Everyone has goals. You want to learn a new language. You want to learn to bake. You want to read more books. But, how we move from those goals or intentions to action and results can be a difficult proposition.
This challenge is especially true when people are trying to set financial goals. Our research has identified that financial educators and other practitioners need to take into account the person, their environment, their goals, and their situation in order to help people improve their money management habits.
We have summed up our findings into five principles that financial educators and other practitioners can put into practice to help drive financial action and well-being.
The five principles for effective adult financial education are:

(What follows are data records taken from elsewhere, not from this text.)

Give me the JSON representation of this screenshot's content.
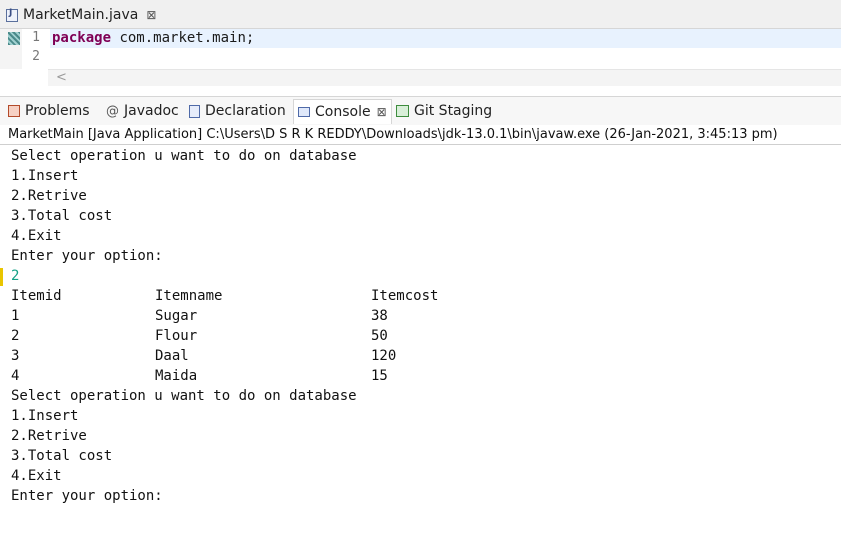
{
  "editor": {
    "tab_label": "MarketMain.java",
    "tab_close": "⊠",
    "lines": [
      {
        "num": "1",
        "keyword": "package",
        "rest": " com.market.main;"
      },
      {
        "num": "2",
        "keyword": "",
        "rest": ""
      }
    ],
    "scroll_left": "<"
  },
  "views": {
    "tabs": [
      {
        "label": "Problems",
        "icon": "problems-icon"
      },
      {
        "label": "Javadoc",
        "icon": "javadoc-icon"
      },
      {
        "label": "Declaration",
        "icon": "declaration-icon"
      },
      {
        "label": "Console",
        "icon": "console-icon",
        "active": true
      },
      {
        "label": "Git Staging",
        "icon": "git-staging-icon"
      }
    ],
    "javadoc_glyph": "@",
    "console_close": "⊠"
  },
  "launch_description": "MarketMain [Java Application] C:\\Users\\D S R K REDDY\\Downloads\\jdk-13.0.1\\bin\\javaw.exe  (26-Jan-2021, 3:45:13 pm)",
  "console": {
    "menu1": [
      "Select operation u want to do on database",
      "1.Insert",
      "2.Retrive",
      "3.Total cost",
      "4.Exit",
      "Enter your option:"
    ],
    "user_input": "2",
    "table": {
      "headers": [
        "Itemid",
        "Itemname",
        "Itemcost"
      ],
      "rows": [
        [
          "1",
          "Sugar",
          "38"
        ],
        [
          "2",
          "Flour",
          "50"
        ],
        [
          "3",
          "Daal",
          "120"
        ],
        [
          "4",
          "Maida",
          "15"
        ]
      ]
    },
    "menu2": [
      "Select operation u want to do on database",
      "1.Insert",
      "2.Retrive",
      "3.Total cost",
      "4.Exit",
      "Enter your option:"
    ]
  },
  "colors": {
    "keyword": "#7f0055",
    "input_text": "#14a085",
    "current_line": "#e8f2fe"
  }
}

To get to these five principles we leveraged our financial well-being research on how people make financial decisions assembled from many fields of study, and gathered input from experts and practitioners in this field.

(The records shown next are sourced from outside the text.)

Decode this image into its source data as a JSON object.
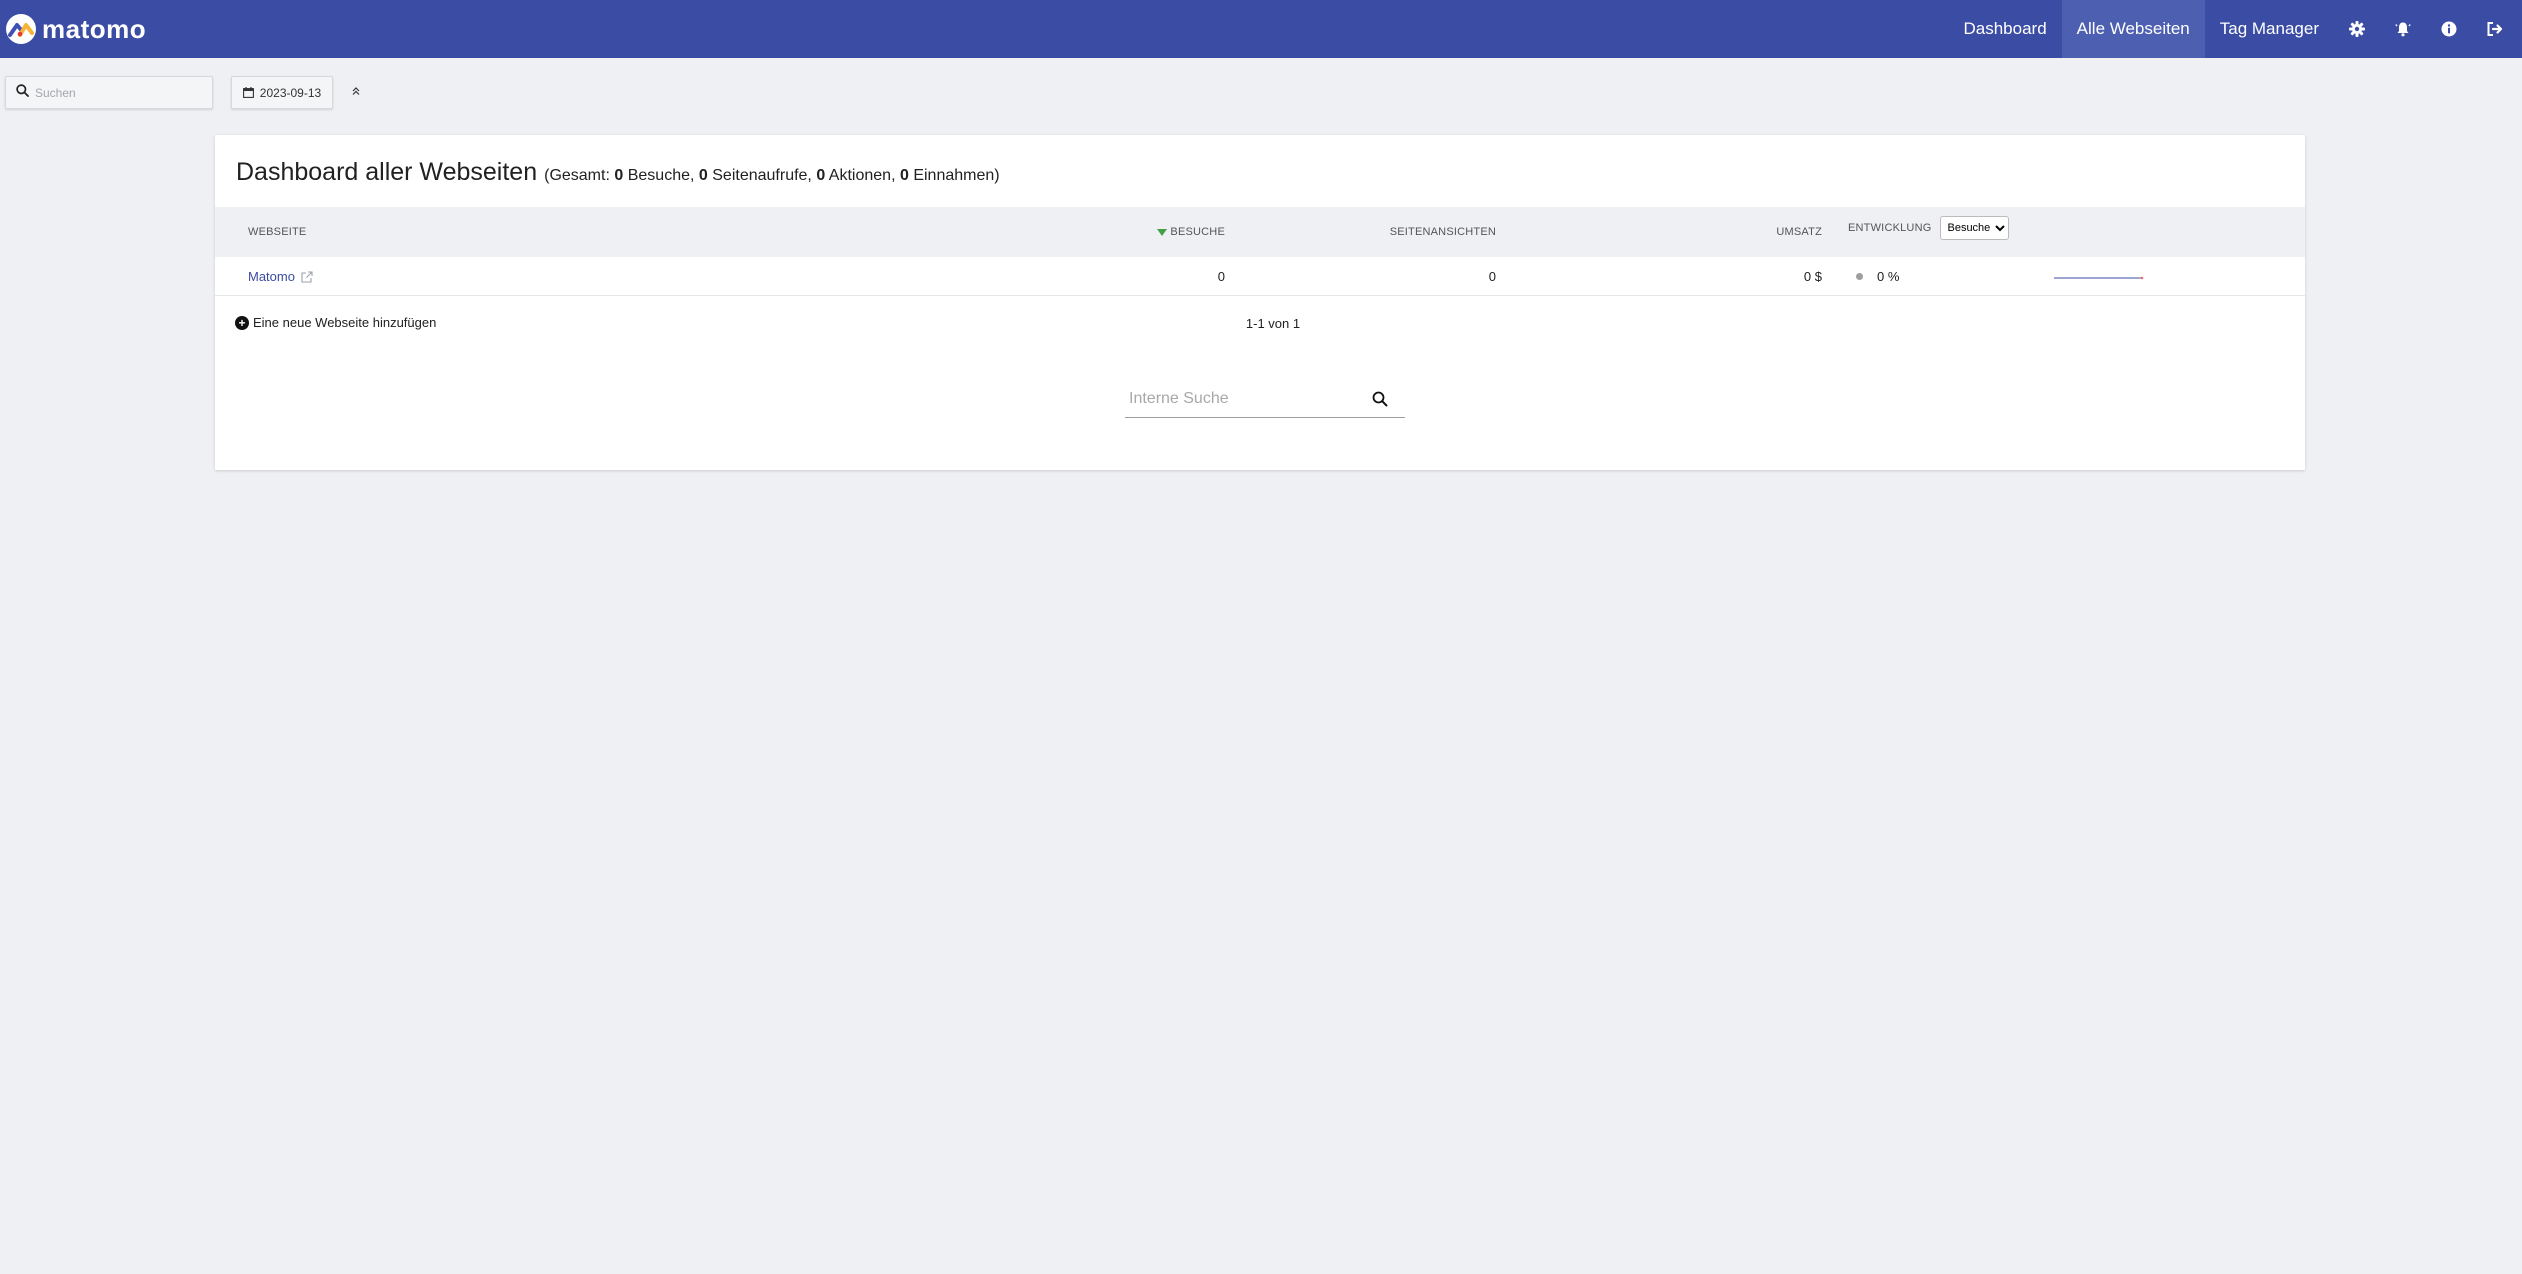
{
  "brand": {
    "name": "matomo"
  },
  "topnav": {
    "items": [
      {
        "label": "Dashboard",
        "active": false
      },
      {
        "label": "Alle Webseiten",
        "active": true
      },
      {
        "label": "Tag Manager",
        "active": false
      }
    ],
    "icons": [
      "gear-icon",
      "bell-icon",
      "info-icon",
      "logout-icon"
    ]
  },
  "toolbar": {
    "search_placeholder": "Suchen",
    "date": "2023-09-13"
  },
  "dashboard": {
    "title": "Dashboard aller Webseiten",
    "summary": {
      "prefix": "(Gesamt:",
      "visits": "0",
      "visits_label": "Besuche,",
      "pageviews": "0",
      "pageviews_label": "Seitenaufrufe,",
      "actions": "0",
      "actions_label": "Aktionen,",
      "revenue": "0",
      "revenue_label": "Einnahmen)"
    },
    "columns": {
      "site": "Webseite",
      "visits": "Besuche",
      "pageviews": "Seitenansichten",
      "revenue": "Umsatz",
      "evolution": "Entwicklung"
    },
    "evolution_select": {
      "selected": "Besuche",
      "options": [
        "Besuche"
      ]
    },
    "rows": [
      {
        "site": "Matomo",
        "visits": "0",
        "pageviews": "0",
        "revenue": "0 $",
        "evolution": "0 %"
      }
    ],
    "add_site_label": "Eine neue Webseite hinzufügen",
    "pagination": "1-1 von 1",
    "internal_search_placeholder": "Interne Suche"
  },
  "colors": {
    "header": "#3a4ca3",
    "header_active": "#4d5fb0",
    "link": "#3a4ca3",
    "sort_arrow": "#43a047",
    "background": "#eef0f3"
  }
}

Naturally, there is no single right way to provide financial education, just as there is no single right way everyone should conduct their financial lives. Many approaches can work, reflecting the diversity of people’s circumstances, opportunities, aspirations, and the ingenuity of those helping people take steps to improve their financial well-being.
We offer these principles as a path forward for financial education, in its many different forms.

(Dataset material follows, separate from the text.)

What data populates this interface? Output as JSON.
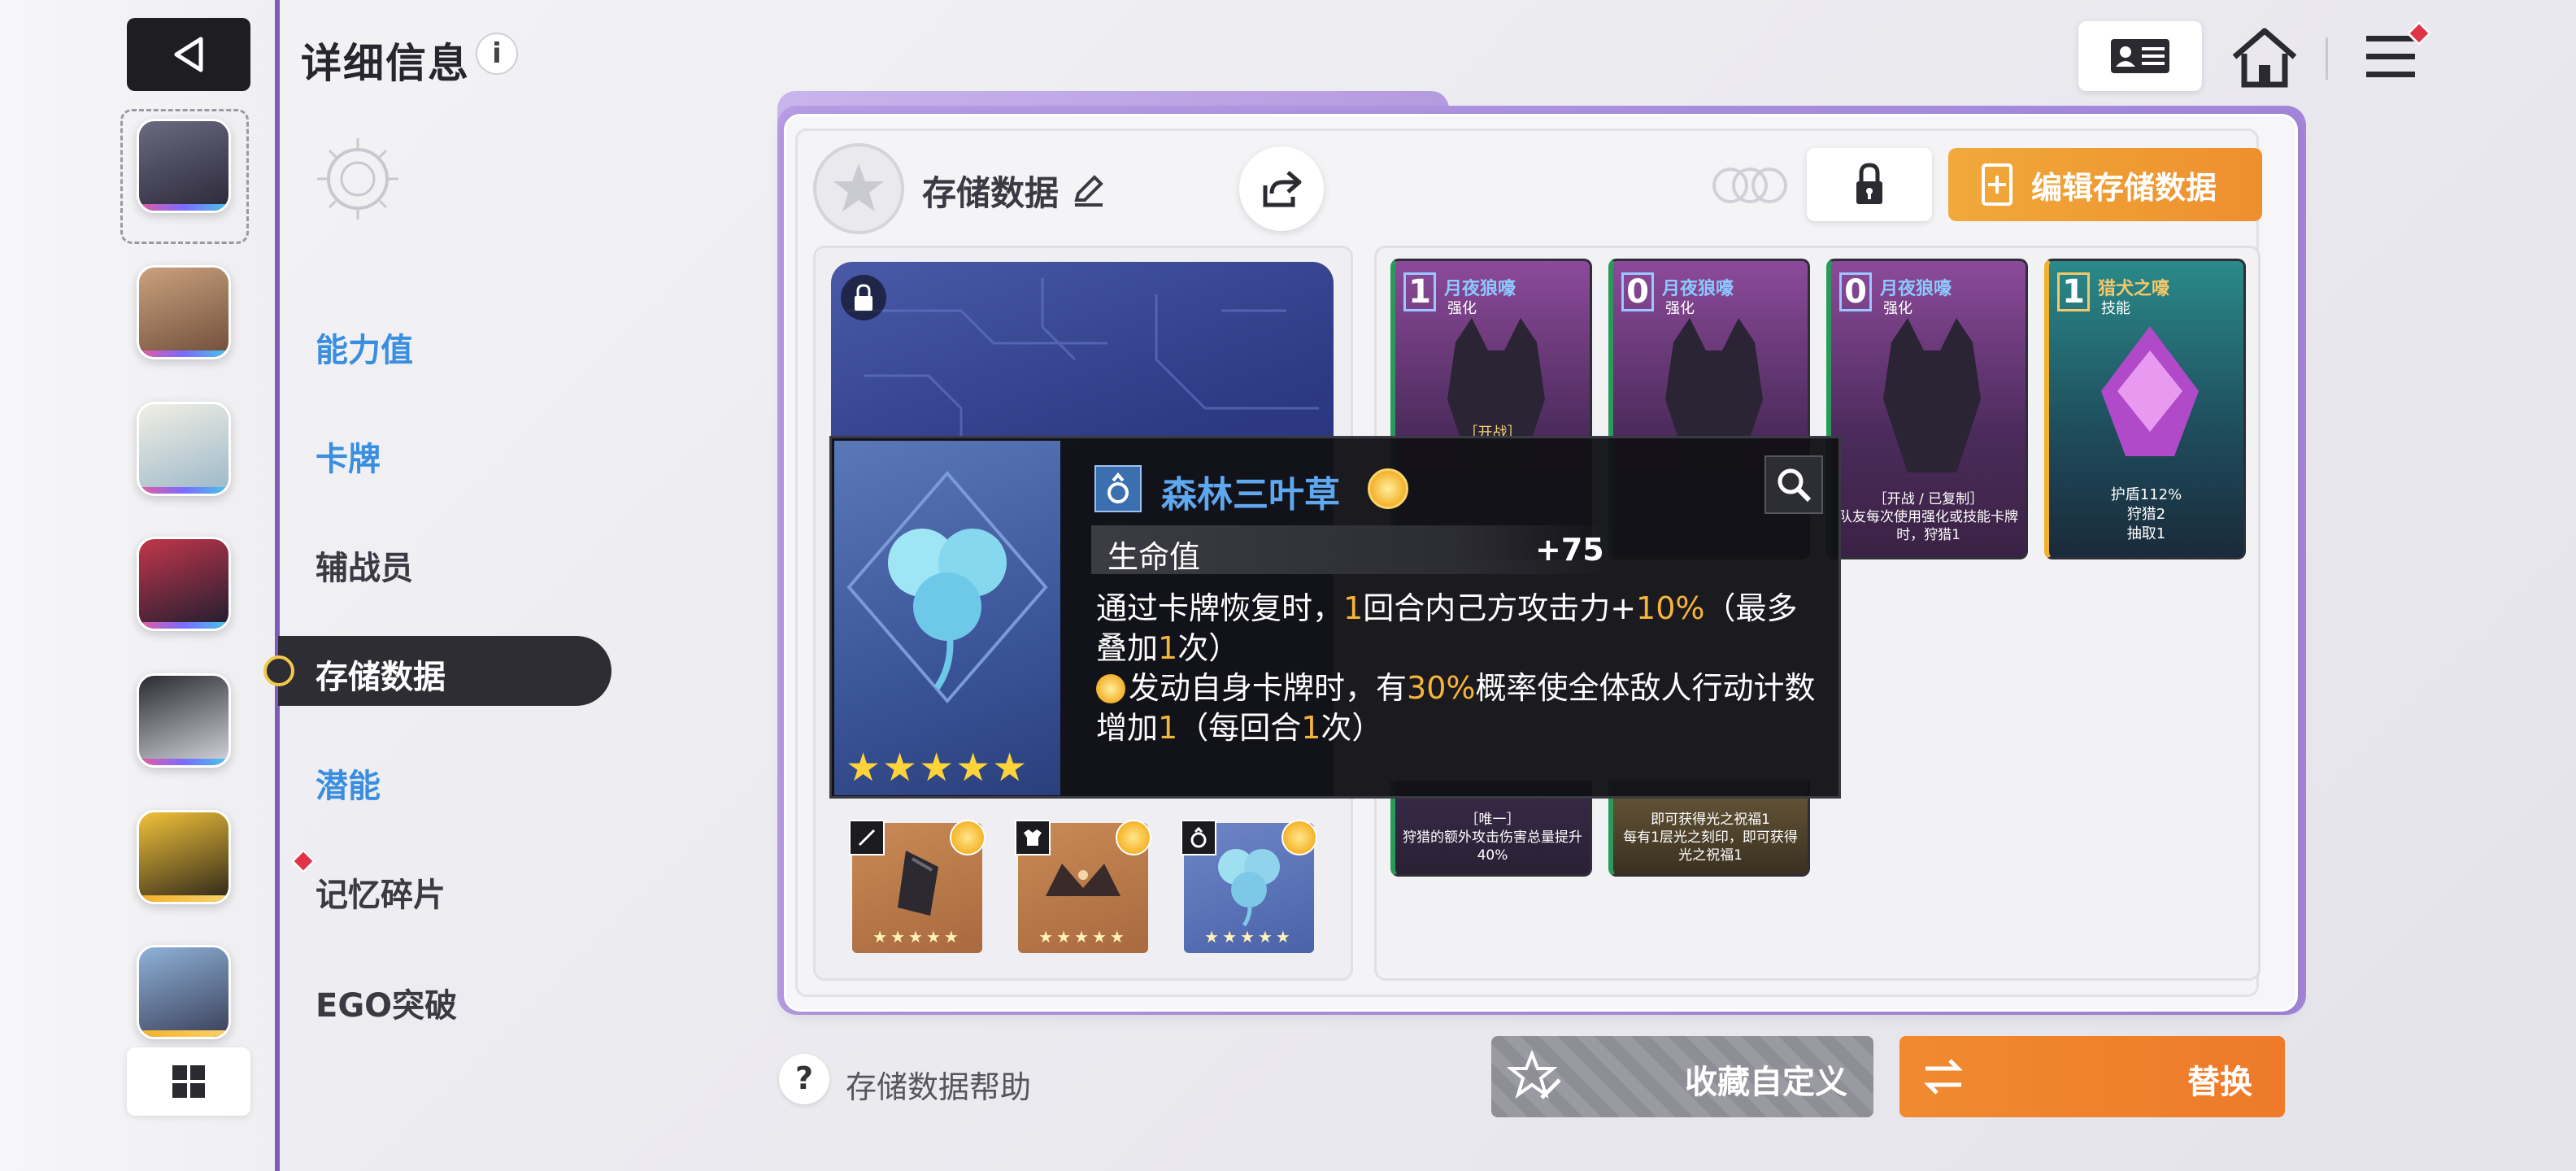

Our report, Effective financial education: Five principles and how to use them, discusses each principle and gives examples of tested strategies and tips for ways to put them into practice. Check out our summary for a .
This article by was distributed by the Personal Finance Syndication Network.